The Real Deal New York

City using 1960s-era law to fight “worst landlords”

De Blasio administration wittholding rent payments for tenants living on public assistance
May 27, 2016 02:30PM

Bill De Blasio Letitia James

From left: Bill de Blasio and Letitia James

The de Blasio administration is digging deep into the past – 54 years deep, to be exact – to punish those on the city’s “Worst Landlord Watchlist.”

The city will use the 1962 Speigel law, which allows it to cease rent payments on behalf of tenants living on public assistance should their building have a number of housing violations, as a “back to the future kind of solution” to dealing with bad landlords, Mayor Bill de Blasio said Thursday.

While the measure was commonly used during the former Mayor Ed Koch’s administration, it eventually fell out of favor. But de Blasio is bringing it back, and the city has already informed eight landlords who own a combined 12 buildings that it would begin withholding rents, according to the New York Daily News.

The Spiegel law protects the tenants living on public assistance from eviction as a means of retribution. A landlord with one or more housing violation deemed hazardous to life or health would qualify. De Blasio said that if the city’s implementation of the measure didn’t have the desired effect, it would look to take the landlords to Housing Court.

The buildings in question are located in Brooklyn, Queens and the Bronx, while all of their landlords are on Public Advocate Letitia James’ “Worst Landlord Watchlist.”

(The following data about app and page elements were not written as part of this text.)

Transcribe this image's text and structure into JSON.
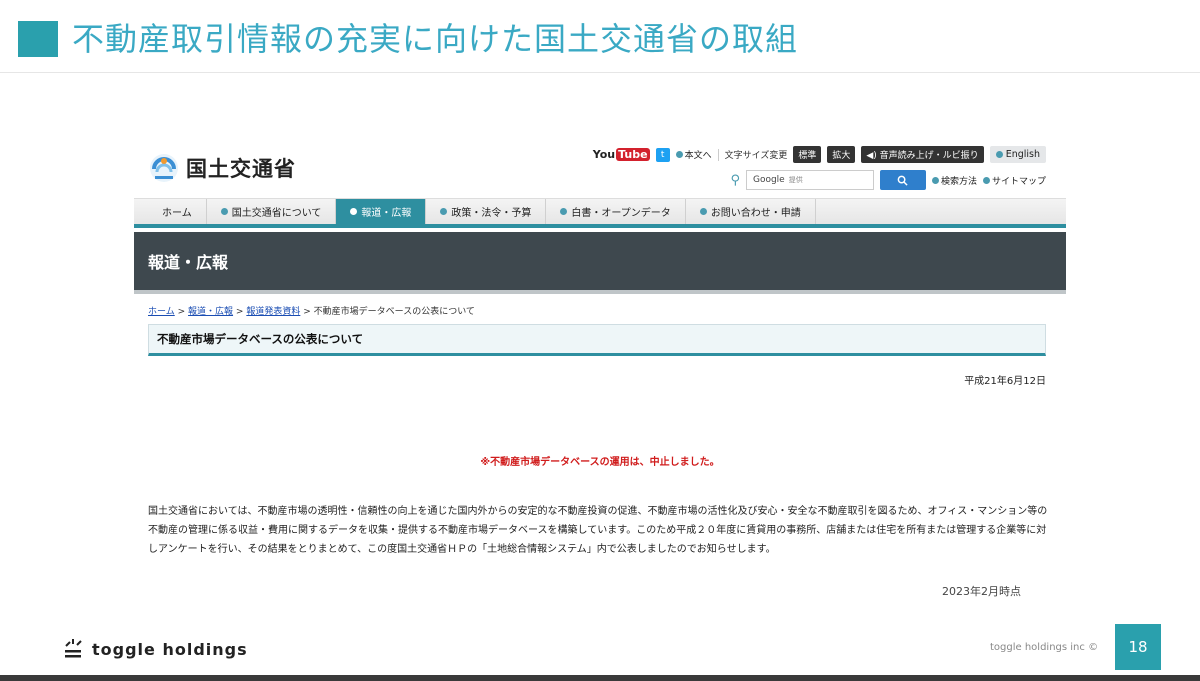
{
  "slide": {
    "title": "不動産取引情報の充実に向けた国土交通省の取組",
    "as_of": "2023年2月時点",
    "brand": "toggle holdings",
    "copyright": "toggle holdings inc ©",
    "page_number": "18"
  },
  "site": {
    "logo_text": "国土交通省",
    "youtube": "You",
    "youtube_tube": "Tube",
    "twitter_glyph": "t",
    "links": {
      "main_text": "本文へ",
      "font_size_label": "文字サイズ変更",
      "standard": "標準",
      "enlarge": "拡大",
      "read_aloud": "音声読み上げ・ルビ振り",
      "english": "English",
      "search_method": "検索方法",
      "sitemap": "サイトマップ"
    },
    "search": {
      "google": "Google",
      "placeholder": "提供"
    },
    "nav": [
      {
        "label": "ホーム"
      },
      {
        "label": "国土交通省について"
      },
      {
        "label": "報道・広報"
      },
      {
        "label": "政策・法令・予算"
      },
      {
        "label": "白書・オープンデータ"
      },
      {
        "label": "お問い合わせ・申請"
      }
    ],
    "banner": "報道・広報",
    "breadcrumb": {
      "home": "ホーム",
      "press": "報道・広報",
      "release": "報道発表資料",
      "current": "不動産市場データベースの公表について",
      "sep": ">"
    },
    "heading": "不動産市場データベースの公表について",
    "date": "平成21年6月12日",
    "notice": "※不動産市場データベースの運用は、中止しました。",
    "body": "国土交通省においては、不動産市場の透明性・信頼性の向上を通じた国内外からの安定的な不動産投資の促進、不動産市場の活性化及び安心・安全な不動産取引を図るため、オフィス・マンション等の不動産の管理に係る収益・費用に関するデータを収集・提供する不動産市場データベースを構築しています。このため平成２０年度に賃貸用の事務所、店舗または住宅を所有または管理する企業等に対しアンケートを行い、その結果をとりまとめて、この度国土交通省ＨＰの「土地総合情報システム」内で公表しましたのでお知らせします。"
  },
  "colors": {
    "accent": "#2aa0ad",
    "nav_active": "#2e8fa0",
    "banner_bg": "#3e484e",
    "notice_red": "#d01c1c"
  }
}
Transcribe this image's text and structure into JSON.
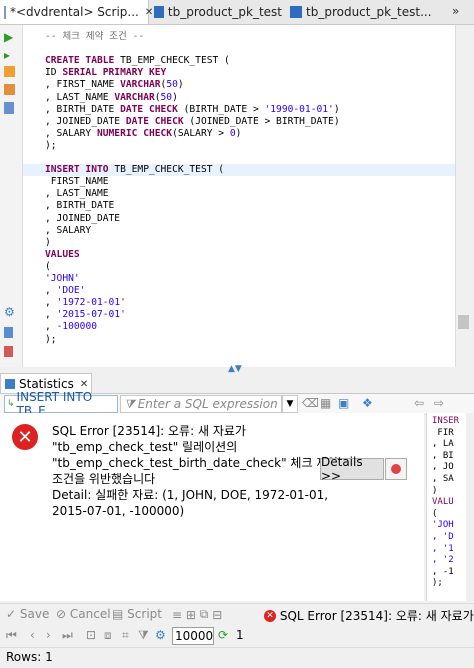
{
  "tabs": [
    {
      "label": "*<dvdrental> Scrip...",
      "active": true
    },
    {
      "label": "tb_product_pk_test",
      "active": false
    },
    {
      "label": "tb_product_pk_test...",
      "active": false
    }
  ],
  "editor": {
    "lines": [
      {
        "segments": [
          {
            "t": "-- 체크 제약 조건 --",
            "c": "cm"
          }
        ]
      },
      {
        "segments": [
          {
            "t": "",
            "c": ""
          }
        ]
      },
      {
        "segments": [
          {
            "t": "CREATE TABLE",
            "c": "kw"
          },
          {
            "t": " TB_EMP_CHECK_TEST (",
            "c": ""
          }
        ]
      },
      {
        "segments": [
          {
            "t": "ID ",
            "c": ""
          },
          {
            "t": "SERIAL PRIMARY KEY",
            "c": "kw"
          }
        ]
      },
      {
        "segments": [
          {
            "t": ", FIRST_NAME ",
            "c": ""
          },
          {
            "t": "VARCHAR",
            "c": "kw"
          },
          {
            "t": "(",
            "c": ""
          },
          {
            "t": "50",
            "c": "num"
          },
          {
            "t": ")",
            "c": ""
          }
        ]
      },
      {
        "segments": [
          {
            "t": ", LAST_NAME ",
            "c": ""
          },
          {
            "t": "VARCHAR",
            "c": "kw"
          },
          {
            "t": "(",
            "c": ""
          },
          {
            "t": "50",
            "c": "num"
          },
          {
            "t": ")",
            "c": ""
          }
        ]
      },
      {
        "segments": [
          {
            "t": ", BIRTH_DATE ",
            "c": ""
          },
          {
            "t": "DATE CHECK",
            "c": "kw"
          },
          {
            "t": " (BIRTH_DATE > ",
            "c": ""
          },
          {
            "t": "'1990-01-01'",
            "c": "str"
          },
          {
            "t": ")",
            "c": ""
          }
        ]
      },
      {
        "segments": [
          {
            "t": ", JOINED_DATE ",
            "c": ""
          },
          {
            "t": "DATE CHECK",
            "c": "kw"
          },
          {
            "t": " (JOINED_DATE > BIRTH_DATE)",
            "c": ""
          }
        ]
      },
      {
        "segments": [
          {
            "t": ", SALARY ",
            "c": ""
          },
          {
            "t": "NUMERIC CHECK",
            "c": "kw"
          },
          {
            "t": "(SALARY > ",
            "c": ""
          },
          {
            "t": "0",
            "c": "num"
          },
          {
            "t": ")",
            "c": ""
          }
        ]
      },
      {
        "segments": [
          {
            "t": ");",
            "c": ""
          }
        ]
      },
      {
        "segments": [
          {
            "t": "",
            "c": ""
          }
        ]
      },
      {
        "segments": [
          {
            "t": "INSERT INTO",
            "c": "kw"
          },
          {
            "t": " TB_EMP_CHECK_TEST (",
            "c": ""
          }
        ],
        "hl": true
      },
      {
        "segments": [
          {
            "t": " FIRST_NAME",
            "c": ""
          }
        ]
      },
      {
        "segments": [
          {
            "t": ", LAST_NAME",
            "c": ""
          }
        ]
      },
      {
        "segments": [
          {
            "t": ", BIRTH_DATE",
            "c": ""
          }
        ]
      },
      {
        "segments": [
          {
            "t": ", JOINED_DATE",
            "c": ""
          }
        ]
      },
      {
        "segments": [
          {
            "t": ", SALARY",
            "c": ""
          }
        ]
      },
      {
        "segments": [
          {
            "t": ")",
            "c": ""
          }
        ]
      },
      {
        "segments": [
          {
            "t": "VALUES",
            "c": "kw"
          }
        ]
      },
      {
        "segments": [
          {
            "t": "(",
            "c": ""
          }
        ]
      },
      {
        "segments": [
          {
            "t": "'JOHN'",
            "c": "str"
          }
        ]
      },
      {
        "segments": [
          {
            "t": ", ",
            "c": ""
          },
          {
            "t": "'DOE'",
            "c": "str"
          }
        ]
      },
      {
        "segments": [
          {
            "t": ", ",
            "c": ""
          },
          {
            "t": "'1972-01-01'",
            "c": "str"
          }
        ]
      },
      {
        "segments": [
          {
            "t": ", ",
            "c": ""
          },
          {
            "t": "'2015-07-01'",
            "c": "str"
          }
        ]
      },
      {
        "segments": [
          {
            "t": ", ",
            "c": ""
          },
          {
            "t": "-100000",
            "c": "num"
          }
        ]
      },
      {
        "segments": [
          {
            "t": ");",
            "c": ""
          }
        ]
      }
    ]
  },
  "results": {
    "tab_label": "Statistics",
    "sql_select_value": "INSERT INTO TB_E",
    "sql_expression_placeholder": "Enter a SQL expression",
    "error_lines": [
      "SQL Error [23514]: 오류: 새 자료가",
      "\"tb_emp_check_test\" 릴레이션의",
      "\"tb_emp_check_test_birth_date_check\" 체크 제약",
      "조건을 위반했습니다",
      "  Detail: 실패한 자료: (1, JOHN, DOE, 1972-01-01,",
      "2015-07-01, -100000)"
    ],
    "details_label": "Details >>",
    "side_preview": [
      "INSER",
      " FIR",
      ", LA",
      ", BI",
      ", JO",
      ", SA",
      ")",
      "VALU",
      "(",
      "'JOH",
      ", 'D",
      ", '1",
      ", '2",
      ", -1",
      ");"
    ]
  },
  "bottom": {
    "save_label": "Save",
    "cancel_label": "Cancel",
    "script_label": "Script",
    "status_error": "SQL Error [23514]: 오류: 새 자료가 '",
    "fetch_size": "10000",
    "refresh_count": "1",
    "rows_label": "Rows: 1"
  }
}
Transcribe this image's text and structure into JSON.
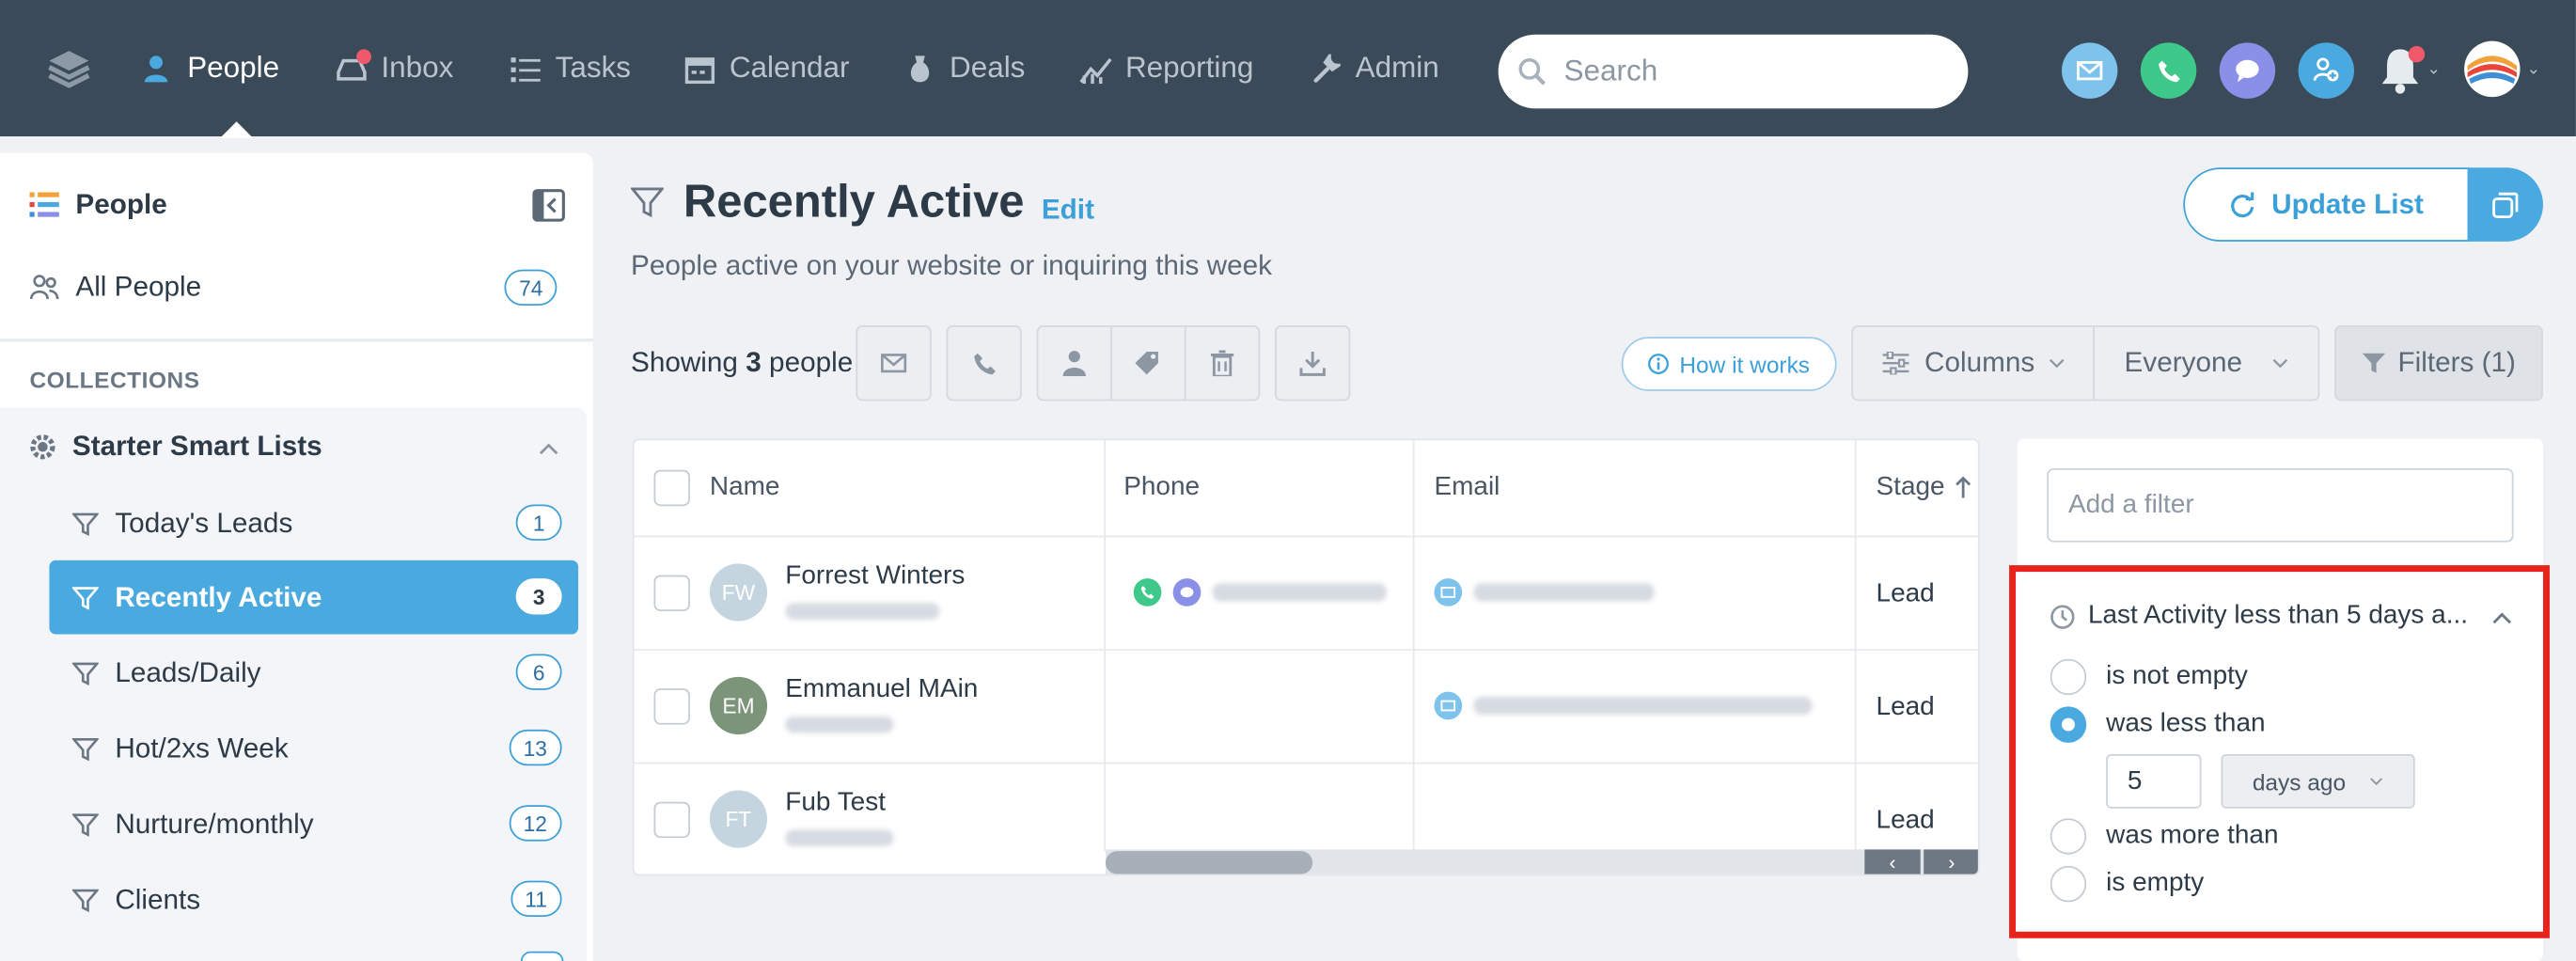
{
  "nav": {
    "items": [
      {
        "label": "People",
        "icon": "people-icon"
      },
      {
        "label": "Inbox",
        "icon": "inbox-icon"
      },
      {
        "label": "Tasks",
        "icon": "tasks-icon"
      },
      {
        "label": "Calendar",
        "icon": "calendar-icon"
      },
      {
        "label": "Deals",
        "icon": "deals-icon"
      },
      {
        "label": "Reporting",
        "icon": "reporting-icon"
      },
      {
        "label": "Admin",
        "icon": "admin-icon"
      }
    ],
    "active": "People",
    "search_placeholder": "Search"
  },
  "sidebar": {
    "title": "People",
    "all_people": {
      "label": "All People",
      "count": "74"
    },
    "collections_label": "COLLECTIONS",
    "group_title": "Starter Smart Lists",
    "items": [
      {
        "label": "Today's Leads",
        "count": "1"
      },
      {
        "label": "Recently Active",
        "count": "3"
      },
      {
        "label": "Leads/Daily",
        "count": "6"
      },
      {
        "label": "Hot/2xs Week",
        "count": "13"
      },
      {
        "label": "Nurture/monthly",
        "count": "12"
      },
      {
        "label": "Clients",
        "count": "11"
      }
    ],
    "active_item": "Recently Active"
  },
  "main": {
    "title": "Recently Active",
    "edit_label": "Edit",
    "subtitle": "People active on your website or inquiring this week",
    "update_label": "Update List",
    "showing_prefix": "Showing",
    "showing_count": "3",
    "showing_suffix": "people",
    "how_label": "How it works",
    "columns_label": "Columns",
    "everyone_label": "Everyone",
    "filters_label": "Filters (1)"
  },
  "table": {
    "headers": [
      "Name",
      "Phone",
      "Email",
      "Stage"
    ],
    "rows": [
      {
        "initials": "FW",
        "name": "Forrest Winters",
        "stage": "Lead",
        "avatar_color": "#c5d5df"
      },
      {
        "initials": "EM",
        "name": "Emmanuel MAin",
        "stage": "Lead",
        "avatar_color": "#7c9479"
      },
      {
        "initials": "FT",
        "name": "Fub Test",
        "stage": "Lead",
        "avatar_color": "#c5d5df"
      }
    ]
  },
  "filter": {
    "add_placeholder": "Add a filter",
    "title": "Last Activity less than 5 days a...",
    "options": [
      "is not empty",
      "was less than",
      "was more than",
      "is empty"
    ],
    "selected": "was less than",
    "value": "5",
    "unit": "days ago"
  },
  "colors": {
    "topbar": "#3b4a58",
    "accent": "#4aa9df",
    "highlight": "#e8231c"
  }
}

Five of the buildings are owned by noted slumlord Ved Parkash, who has more than 4,000 housing violations to his name and has faced dozens of lawsuits from tenants. [NYDN]Rey Mashayekhi